Task prompt:
The records below must be copied out completely and exactly.

Extracted entries:
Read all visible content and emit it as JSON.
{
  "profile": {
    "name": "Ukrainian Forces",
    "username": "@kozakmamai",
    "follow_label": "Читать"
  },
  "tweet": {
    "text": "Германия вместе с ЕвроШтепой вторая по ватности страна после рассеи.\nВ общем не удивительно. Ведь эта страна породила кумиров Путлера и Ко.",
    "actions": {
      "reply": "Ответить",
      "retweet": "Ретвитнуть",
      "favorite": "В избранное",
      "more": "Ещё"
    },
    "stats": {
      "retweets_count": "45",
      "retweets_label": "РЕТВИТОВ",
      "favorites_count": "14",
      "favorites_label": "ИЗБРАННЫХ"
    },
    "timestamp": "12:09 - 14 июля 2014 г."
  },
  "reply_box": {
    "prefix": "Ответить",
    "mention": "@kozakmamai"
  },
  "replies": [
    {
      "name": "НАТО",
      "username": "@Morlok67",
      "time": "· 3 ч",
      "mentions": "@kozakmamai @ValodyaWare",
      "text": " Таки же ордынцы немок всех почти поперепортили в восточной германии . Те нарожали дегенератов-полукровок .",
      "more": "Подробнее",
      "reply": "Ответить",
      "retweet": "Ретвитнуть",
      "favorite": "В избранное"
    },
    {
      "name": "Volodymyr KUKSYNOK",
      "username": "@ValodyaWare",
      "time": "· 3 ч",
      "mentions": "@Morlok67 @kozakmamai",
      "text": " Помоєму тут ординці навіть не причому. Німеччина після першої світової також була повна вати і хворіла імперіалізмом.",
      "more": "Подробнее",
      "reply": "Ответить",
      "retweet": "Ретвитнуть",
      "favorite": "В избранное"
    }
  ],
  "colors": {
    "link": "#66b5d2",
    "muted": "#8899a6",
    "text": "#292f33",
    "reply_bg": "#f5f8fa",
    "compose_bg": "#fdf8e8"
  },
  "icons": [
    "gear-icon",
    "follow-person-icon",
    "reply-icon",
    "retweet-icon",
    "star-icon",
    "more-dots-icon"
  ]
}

Output for this task:
Read all visible content and emit it as JSON.
{
  "profile": {
    "name": "Ukrainian Forces",
    "username": "@kozakmamai",
    "follow_label": "Читать"
  },
  "tweet": {
    "text": "Германия вместе с ЕвроШтепой вторая по ватности страна после рассеи.\nВ общем не удивительно. Ведь эта страна породила кумиров Путлера и Ко.",
    "actions": {
      "reply": "Ответить",
      "retweet": "Ретвитнуть",
      "favorite": "В избранное",
      "more": "Ещё"
    },
    "stats": {
      "retweets_count": "45",
      "retweets_label": "РЕТВИТОВ",
      "favorites_count": "14",
      "favorites_label": "ИЗБРАННЫХ"
    },
    "timestamp": "12:09 - 14 июля 2014 г."
  },
  "reply_box": {
    "prefix": "Ответить",
    "mention": "@kozakmamai"
  },
  "replies": [
    {
      "name": "НАТО",
      "username": "@Morlok67",
      "time": "· 3 ч",
      "mentions": "@kozakmamai @ValodyaWare",
      "text": " Таки же ордынцы немок всех почти поперепортили в восточной германии . Те нарожали дегенератов-полукровок .",
      "more": "Подробнее",
      "reply": "Ответить",
      "retweet": "Ретвитнуть",
      "favorite": "В избранное"
    },
    {
      "name": "Volodymyr KUKSYNOK",
      "username": "@ValodyaWare",
      "time": "· 3 ч",
      "mentions": "@Morlok67 @kozakmamai",
      "text": " Помоєму тут ординці навіть не причому. Німеччина після першої світової також була повна вати і хворіла імперіалізмом.",
      "more": "Подробнее",
      "reply": "Ответить",
      "retweet": "Ретвитнуть",
      "favorite": "В избранное"
    }
  ],
  "colors": {
    "link": "#66b5d2",
    "muted": "#8899a6",
    "text": "#292f33",
    "reply_bg": "#f5f8fa",
    "compose_bg": "#fdf8e8"
  },
  "icons": [
    "gear-icon",
    "follow-person-icon",
    "reply-icon",
    "retweet-icon",
    "star-icon",
    "more-dots-icon"
  ]
}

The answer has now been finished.